It appears Dictionary.com is attempting to establish its woke bona fides by pandering to the progressive social justice warrior crowd. At a time when woke corporatism is all the rage, this particular move comes as no surprise.
The website has selected the word “allyship” as its “Word of the Year” for 2021. The term is a reference to the social justice movement and is used primarily in far-left progressive circles. The Associated Press explained:
The site offers two definitions for allyship: The role of a person who advocates for inclusion of a “marginalized or politicized group” in solidarity but not as a member, and the more traditional relationship of “persons, groups or nations associating and cooperating with one another for a common cause or purpose.”
This definition could apply to white people marching for the rights of black and brown Americans. Indeed, those demonstrating with Black Lives Matter during the George Floyd protests. It could also refer to straight individuals seeking to help the LGBTQ community. “Allyship” was a word that has been used frequently over the past year with the demonstrations that broke out after the murder of George Floyd.
From the AP:
It’s the first definition that took off most recently in the mid-2000s and has continued to churn. Following the summer of 2020 and the death of George Floyd, white allies — and the word allyship — proliferated as racial justice demonstrations spread. Before that, straight allies joined the causes of LGBTQ oppression, discrimination and marginalization.
John Kelly, Dictionary.com’s associate director of content and education, said:
“This year, we saw a lot of businesses and organizations very prominently, publicly, beginning efforts to promote diversity, equity and inclusion. Allyship is tied to that. In the classroom, there is a flashpoint around the term critical race theory. Allyship connects with this as well.”
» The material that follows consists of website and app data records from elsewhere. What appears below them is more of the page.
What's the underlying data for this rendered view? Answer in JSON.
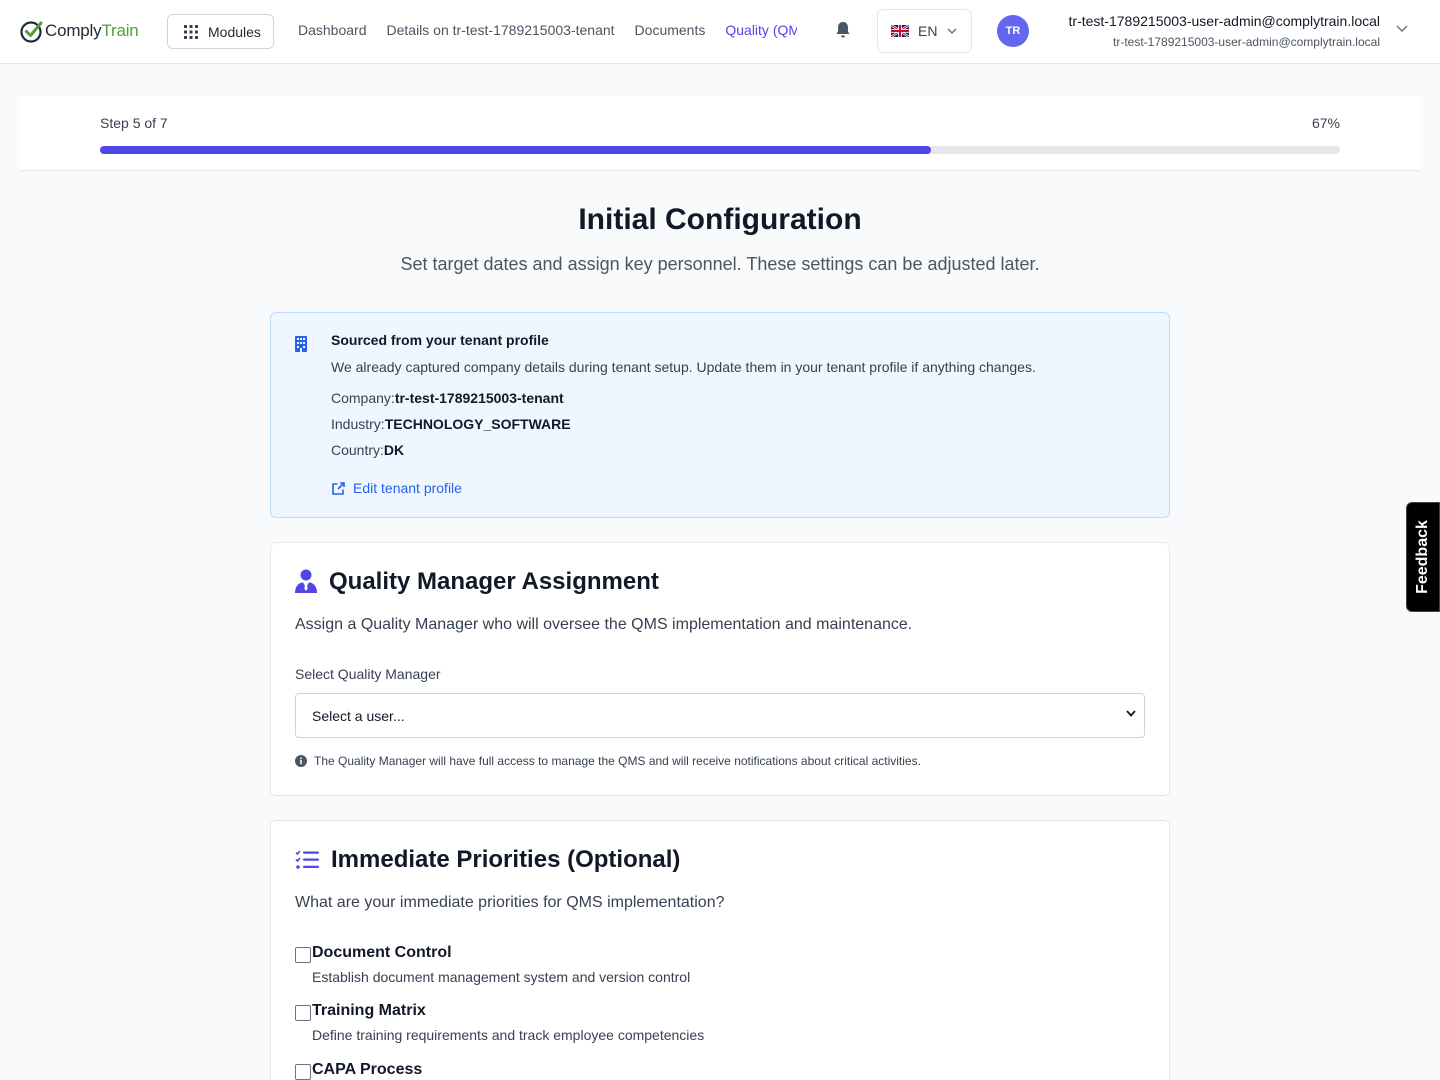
{
  "header": {
    "logo": {
      "part1": "Comply",
      "part2": "Train"
    },
    "modules_label": "Modules",
    "nav": [
      {
        "label": "Dashboard"
      },
      {
        "label": "Details on tr-test-1789215003-tenant"
      },
      {
        "label": "Documents"
      },
      {
        "label": "Quality (QMS)"
      }
    ],
    "language": "EN",
    "user": {
      "initials": "TR",
      "name": "tr-test-1789215003-user-admin@complytrain.local",
      "email": "tr-test-1789215003-user-admin@complytrain.local"
    }
  },
  "progress": {
    "step_label": "Step 5 of 7",
    "percent_label": "67%",
    "percent": 67
  },
  "page": {
    "title": "Initial Configuration",
    "subtitle": "Set target dates and assign key personnel. These settings can be adjusted later."
  },
  "tenant_info": {
    "title": "Sourced from your tenant profile",
    "description": "We already captured company details during tenant setup. Update them in your tenant profile if anything changes.",
    "company_label": "Company:",
    "company_value": "tr-test-1789215003-tenant",
    "industry_label": "Industry:",
    "industry_value": "TECHNOLOGY_SOFTWARE",
    "country_label": "Country:",
    "country_value": "DK",
    "edit_link": "Edit tenant profile"
  },
  "quality_manager": {
    "title": "Quality Manager Assignment",
    "description": "Assign a Quality Manager who will oversee the QMS implementation and maintenance.",
    "field_label": "Select Quality Manager",
    "selected_value": "Select a user...",
    "hint": "The Quality Manager will have full access to manage the QMS and will receive notifications about critical activities."
  },
  "priorities": {
    "title": "Immediate Priorities (Optional)",
    "description": "What are your immediate priorities for QMS implementation?",
    "items": [
      {
        "title": "Document Control",
        "desc": "Establish document management system and version control"
      },
      {
        "title": "Training Matrix",
        "desc": "Define training requirements and track employee competencies"
      },
      {
        "title": "CAPA Process",
        "desc": ""
      }
    ]
  },
  "feedback_label": "Feedback",
  "colors": {
    "accent": "#4f46e5",
    "brand_green": "#4ea13a",
    "info_bg": "#eff6ff",
    "link": "#2563eb"
  }
}
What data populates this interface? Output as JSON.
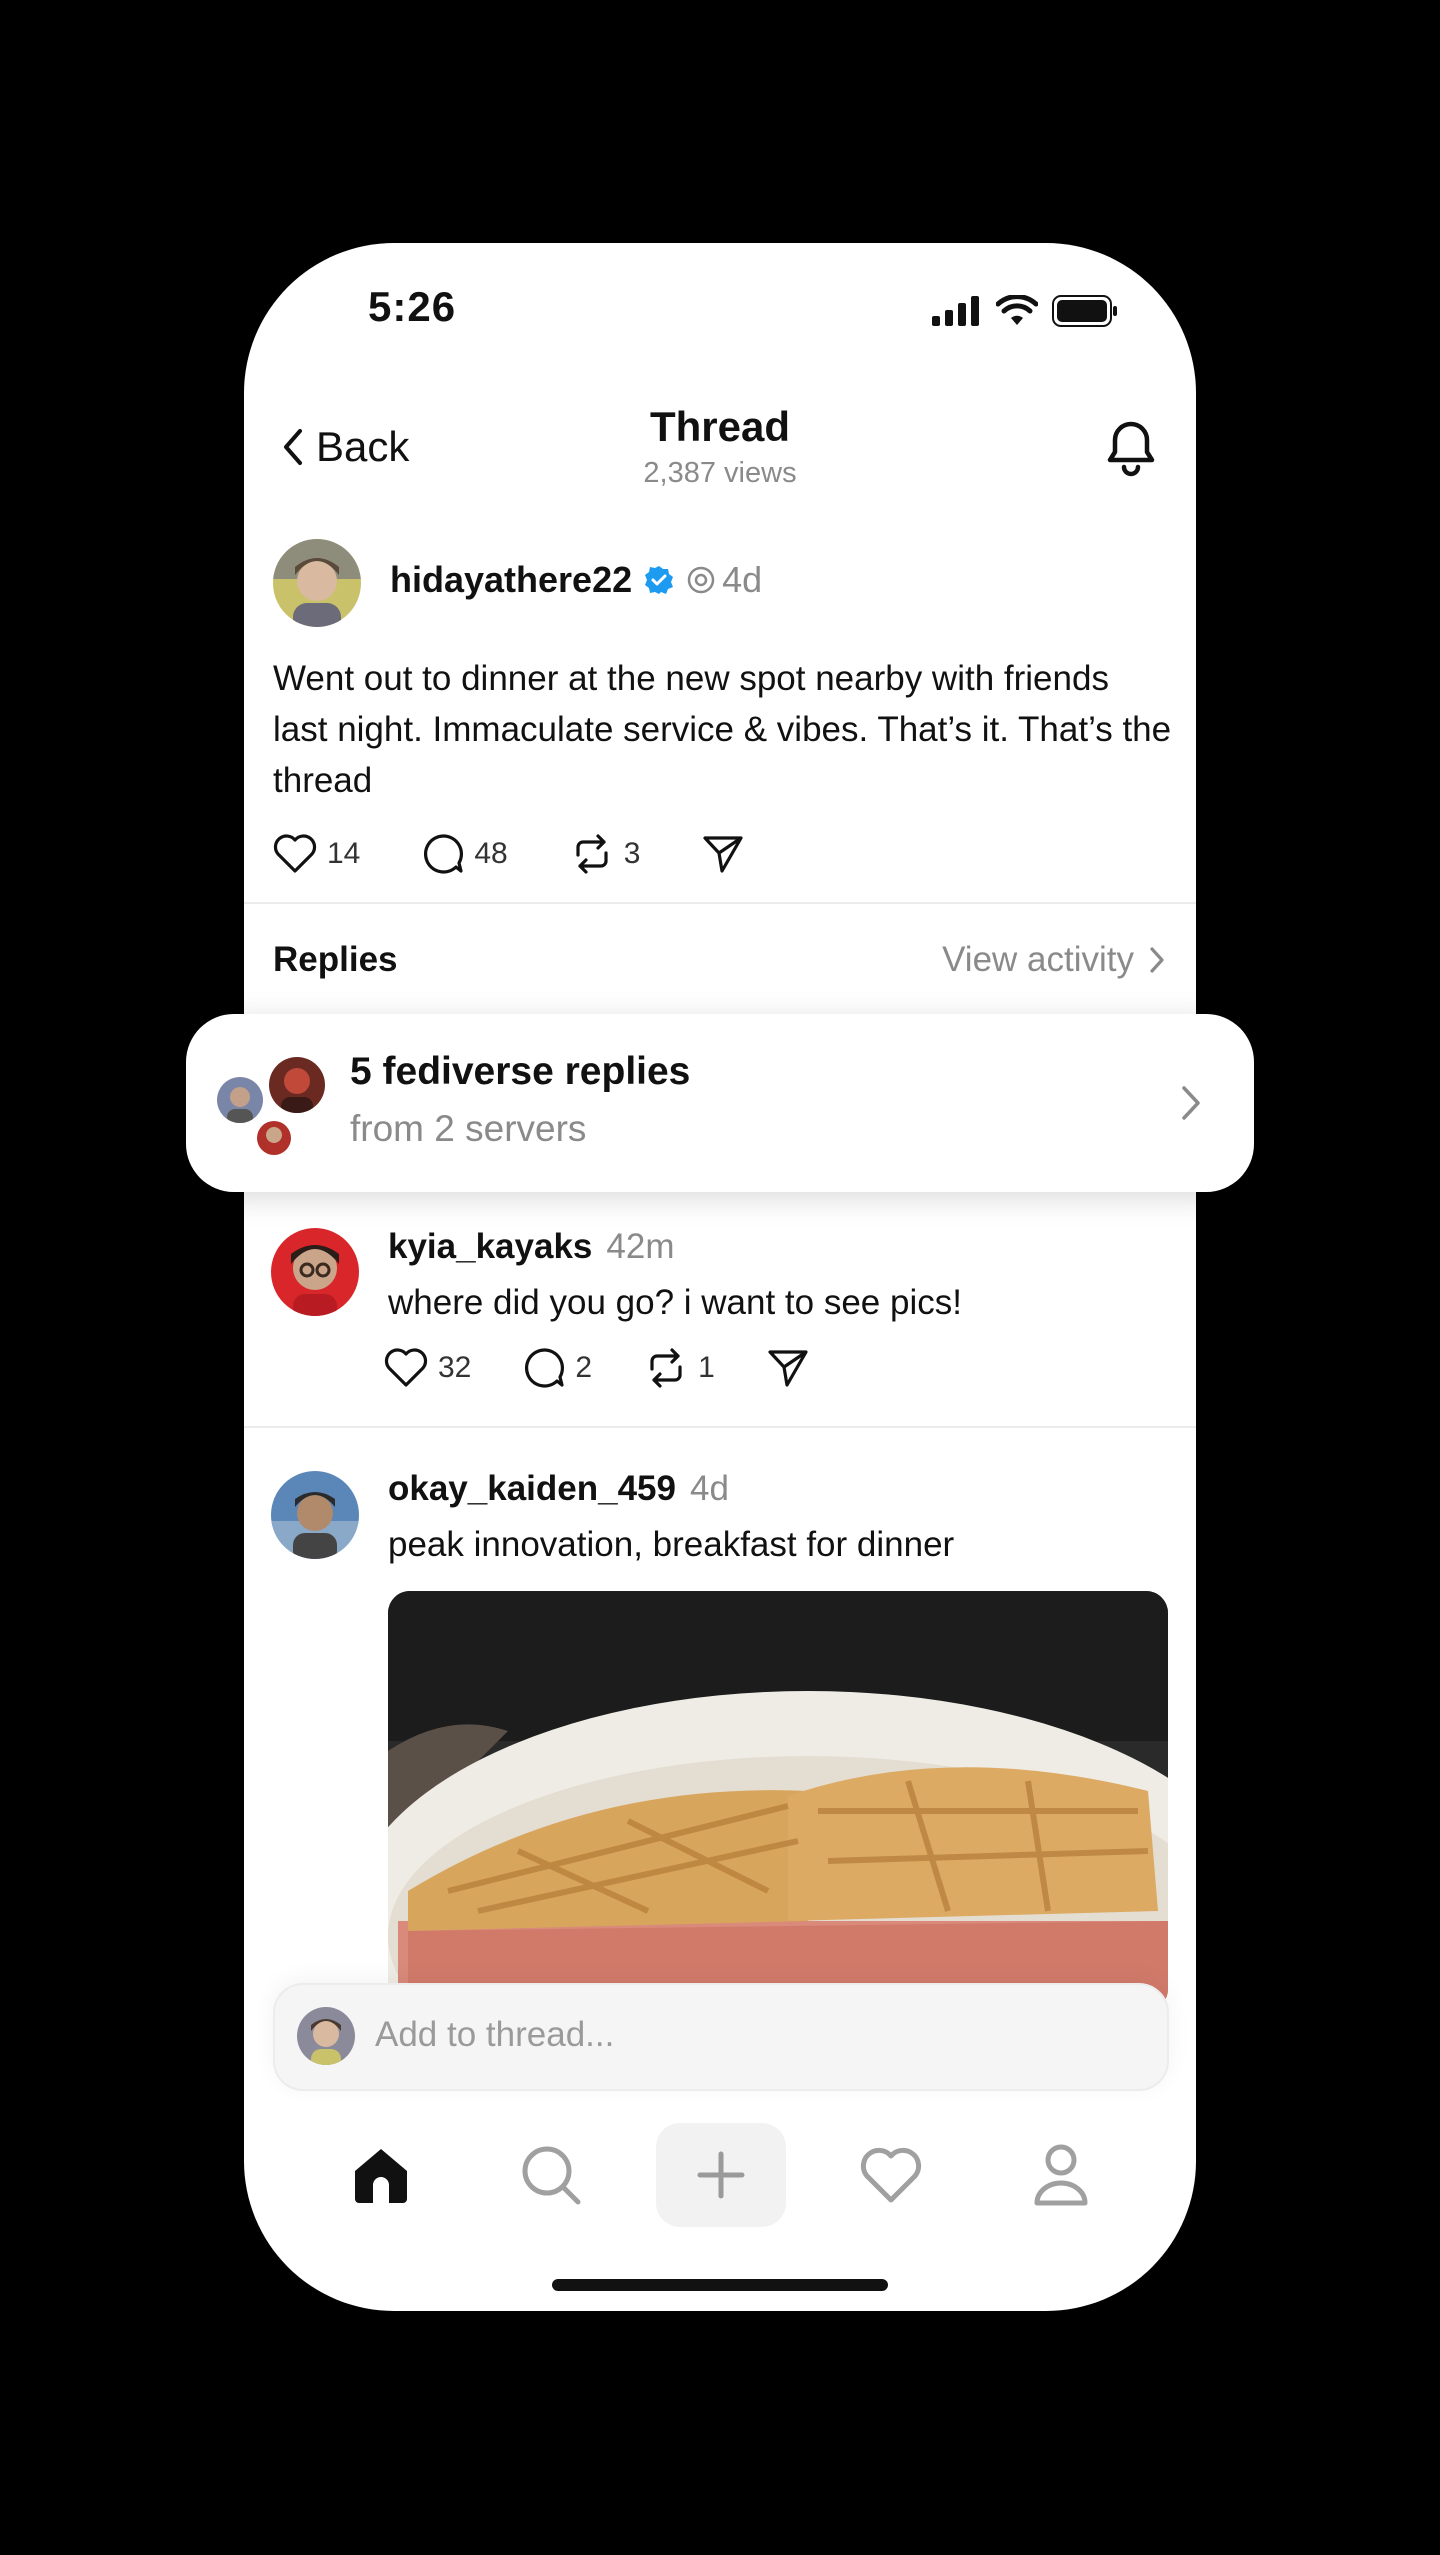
{
  "status_bar": {
    "time": "5:26"
  },
  "header": {
    "back_label": "Back",
    "title": "Thread",
    "views": "2,387 views"
  },
  "post": {
    "username": "hidayathere22",
    "age": "4d",
    "text": "Went out to dinner at the new spot nearby with friends last night. Immaculate service & vibes. That’s it. That’s the thread",
    "likes": "14",
    "comments": "48",
    "reposts": "3"
  },
  "replies_section": {
    "title": "Replies",
    "view_activity": "View activity"
  },
  "fediverse": {
    "title": "5 fediverse replies",
    "subtitle": "from 2 servers"
  },
  "replies": [
    {
      "username": "kyia_kayaks",
      "age": "42m",
      "text": "where did you go? i want to see pics!",
      "likes": "32",
      "comments": "2",
      "reposts": "1"
    },
    {
      "username": "okay_kaiden_459",
      "age": "4d",
      "text": "peak innovation, breakfast for dinner"
    }
  ],
  "composer": {
    "placeholder": "Add to thread..."
  },
  "nav": {
    "items": [
      "home-icon",
      "search-icon",
      "create-icon",
      "heart-icon",
      "profile-icon"
    ]
  },
  "colors": {
    "verified": "#1d9bf0",
    "muted": "#8a8a8a",
    "active": "#111111",
    "inactive": "#a0a0a0"
  }
}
Kelly stated that searches for the word “ally” rose considerably in 2020 and 2021 and was in the top 850 searches this year. The site “broadened the definition of ‘ally’ to include the more nuanced meaning,” according to the AP. The site also added “DEI” and “Critical Race Theory” this year.
The AP reported:
Among the example’s [sic] of how to use the word in a sentence cited by Merriam-Webster is this one written by Native activist Hallie Sebastian: “Poor allyship is speaking over marginalized people by taking credit and receiving recognition for arguments that the unprivileged have been making for their entire lives.”
This is not the first time the site has been political with its Word of the Year. In 2018, they chose the term “misinformation,” which might appear to be benign, but those on the right know that the left applies that label to viewpoints that contradict their own — not actual false information.
I know what you’re thinking: “But Jeff, how can you possibly know if Dictionary.com uses the left’s version of the word.”
Well, dear reader, we can easily see this in the examples they use to illustrate the definition. The site singled out Cambridge Analytica, which “harvested personal data on Facebook to create in-depth psychological profiles of individuals, which were used to influence the Brexit vote and the US election,” according to the site.
The article also said:
The subsequent spread of misinformation contained in memes can have serious, even violent consequences. Cesar A. Sayoc Jr., who was charged with sending 13 bombs in the mail to outspoken opponents of President Trump this October, drove a white van with memes plastered on the windows. His actions were stoked by the messaging common in political memes which often spread misinformation.
Pretty interesting that they did not bother to list an example of misinformation coming from the left, isn’t it?
In 2017, the Word of the Year was “complicit.”
Those who remember “Saturday Night Live’s” silly skit blaming Ivanka Trump because her father is a big meanie. The article said:
The first spike in searches for complicit was on March 12, with a 10,000% increase in daily average lookups. This was the day after Saturday Night Live aired their satirical ad featuring Scarlett Johansson playing Ivanka Trump, hawking a perfume called Complicit. This scent was marketed as “The fragrance for the woman who could stop all this, but won’t.”
The label was also applied to former EPA chief Scott Pruitt when former President Donald Trump decided to pull the U.S. out of the useless Paris Climate Agreement:
Climate change has been thrust into the spotlight this year with President Trump’s decision to withdraw the US from the Paris Climate Agreement. Additionally, the new EPA chief Scott Pruitt has been complicit in his refusal to acknowledge that humans play a primary role in climate change.
But despite their attempts to play to the woke crowd, choosing the word “allyship” is particularly interesting given the reality that most high-profile individuals and corporations to whom it would apply are not exactly as adamant about protecting the oppressed as it might seem. Take other woke corporations for example.
A report published earlier this year showed that out of the combined $50 billion pledged by major corporations to supposedly promote racial “equity,” only a small fraction had been allocated or spent for this purpose.
But what about supposed “allies” in government? High-profile white progressives have done a decent job of convincing the nation that they actually care about black and brown Americans. But then they push for measures like “Defund the Police,” which has gotten a disturbing number of minorities killed.
Of course, this is not to say that there aren’t genuine allies out there working to help their fellow Americans. Even during the Civil Rights Movement, plenty of white Americans marched with Dr. Martin Luther King Jr. But unfortunately, it seems today’s version of allyship is more performative than authentic. As long as the hard left dominates the conversation on race, this will always be the case.